And it appears that the humiliation of the Second World War has reached it nadir in Japan and it is climbing back to its rightful status as a world power.
Asahi Shinbum August 5, 2013
A private advisory panel to Prime Minister Shinzo Abe will recommend Japan lift its self-imposed ban on the right to collective self-defense, as well as the use of force to protect other nation's troops in U.N. peacekeeping operations, by broadening the government's interpretation of the Constitution.
Under the interpretation, Japan possesses the right to collective self-defense, but cannot exercise it since it exceeds the limits on the use of its military.
“The current government interpretation is so narrow that it bans even what the Constitution does not ban,” said Shunji Yanai, chairman of the Advisory Panel on Reconstruction of the Legal Basis for Security and a former ambassador to the United States, on a Japan Broadcasting Corp. (NHK) TV program on Aug. 4. “The Constitution allows Japan to exercise the right to collective self-defense. To participate in U.N.-led collective security activities is Japan’s duty.”
The private panel was set up by Abe in 2007 during his first run as prime minister to examine four categories of collective self-defense and U.N.-led collective security activities: (1) repelling attacks against a U.S. fleet on the open sea; (2) intercepting ballistic missiles fired toward the United States; (3) using weapons to safeguard units of other countries engaged in joint U.N. peacekeeping operations; and (4) providing a wider range of logistic support to other nations for peacekeeping operations.

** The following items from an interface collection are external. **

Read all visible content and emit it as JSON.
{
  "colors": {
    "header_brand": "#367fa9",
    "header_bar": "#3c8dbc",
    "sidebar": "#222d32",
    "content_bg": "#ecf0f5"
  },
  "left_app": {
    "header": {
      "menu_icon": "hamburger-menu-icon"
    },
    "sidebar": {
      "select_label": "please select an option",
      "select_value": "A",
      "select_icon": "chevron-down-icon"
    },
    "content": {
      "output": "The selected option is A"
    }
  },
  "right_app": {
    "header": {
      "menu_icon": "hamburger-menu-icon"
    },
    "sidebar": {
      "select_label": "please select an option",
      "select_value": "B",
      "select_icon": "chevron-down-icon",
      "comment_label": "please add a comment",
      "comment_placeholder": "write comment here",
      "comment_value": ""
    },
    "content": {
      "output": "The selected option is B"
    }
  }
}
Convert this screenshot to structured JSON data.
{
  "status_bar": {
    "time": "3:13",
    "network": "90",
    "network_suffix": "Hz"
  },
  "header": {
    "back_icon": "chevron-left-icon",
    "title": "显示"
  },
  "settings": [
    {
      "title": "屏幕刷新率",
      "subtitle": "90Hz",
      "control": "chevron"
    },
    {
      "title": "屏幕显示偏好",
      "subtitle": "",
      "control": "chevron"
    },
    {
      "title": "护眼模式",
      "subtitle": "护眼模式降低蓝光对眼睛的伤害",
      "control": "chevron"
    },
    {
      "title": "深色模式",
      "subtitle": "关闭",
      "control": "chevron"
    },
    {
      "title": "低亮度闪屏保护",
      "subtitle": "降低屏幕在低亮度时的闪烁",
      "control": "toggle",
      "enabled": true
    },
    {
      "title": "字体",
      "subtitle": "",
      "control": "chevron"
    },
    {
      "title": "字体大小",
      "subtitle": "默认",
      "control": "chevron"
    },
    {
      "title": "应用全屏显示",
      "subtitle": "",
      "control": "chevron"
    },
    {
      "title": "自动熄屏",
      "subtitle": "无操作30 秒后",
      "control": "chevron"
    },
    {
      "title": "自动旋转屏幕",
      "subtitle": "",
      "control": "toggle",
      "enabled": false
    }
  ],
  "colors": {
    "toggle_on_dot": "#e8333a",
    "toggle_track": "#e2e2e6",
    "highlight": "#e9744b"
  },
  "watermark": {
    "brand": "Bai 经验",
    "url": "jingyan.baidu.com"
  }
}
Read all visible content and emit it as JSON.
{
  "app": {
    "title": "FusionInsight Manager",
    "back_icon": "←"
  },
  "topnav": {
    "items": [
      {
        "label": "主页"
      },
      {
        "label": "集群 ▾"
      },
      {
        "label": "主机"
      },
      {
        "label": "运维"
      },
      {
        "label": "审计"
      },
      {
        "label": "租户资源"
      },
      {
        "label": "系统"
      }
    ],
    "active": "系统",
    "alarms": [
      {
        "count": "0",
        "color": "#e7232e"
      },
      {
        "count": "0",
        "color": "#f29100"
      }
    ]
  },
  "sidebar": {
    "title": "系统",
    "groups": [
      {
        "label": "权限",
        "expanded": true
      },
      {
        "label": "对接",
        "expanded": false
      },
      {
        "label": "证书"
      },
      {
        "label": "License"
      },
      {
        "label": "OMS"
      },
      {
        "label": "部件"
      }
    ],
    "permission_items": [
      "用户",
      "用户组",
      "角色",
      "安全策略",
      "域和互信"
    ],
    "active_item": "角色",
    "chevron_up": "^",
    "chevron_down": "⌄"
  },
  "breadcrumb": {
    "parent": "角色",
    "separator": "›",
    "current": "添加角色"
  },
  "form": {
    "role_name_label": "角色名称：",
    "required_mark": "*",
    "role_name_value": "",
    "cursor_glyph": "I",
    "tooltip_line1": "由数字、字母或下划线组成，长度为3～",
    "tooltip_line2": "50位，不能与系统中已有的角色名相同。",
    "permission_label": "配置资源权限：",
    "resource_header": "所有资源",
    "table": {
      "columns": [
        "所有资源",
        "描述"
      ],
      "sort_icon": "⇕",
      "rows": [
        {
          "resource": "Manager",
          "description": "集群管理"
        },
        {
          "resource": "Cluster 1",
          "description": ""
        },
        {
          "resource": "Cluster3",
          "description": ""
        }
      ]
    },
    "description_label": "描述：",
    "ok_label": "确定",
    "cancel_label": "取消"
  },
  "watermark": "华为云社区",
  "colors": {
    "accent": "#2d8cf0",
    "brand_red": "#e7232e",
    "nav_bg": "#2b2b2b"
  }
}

The infamous no war clause in the post-war constitution was the only major error that General Douglas MacArthur made while regent in Japan. As war is just politics by other means, this placed Japan at a disadvantage in East Asia in the post war years. No other country in that region ever rejected war as a national policy. This rebounded only the benefit of the Soviet Union and now Red China. Borders and war are both policies that nations need to survive in the real world. It is good to see that the Japanese are returning to the aircraft carrier and to war. Collective self-defense is just a first step, as is a helicopter "destroyer."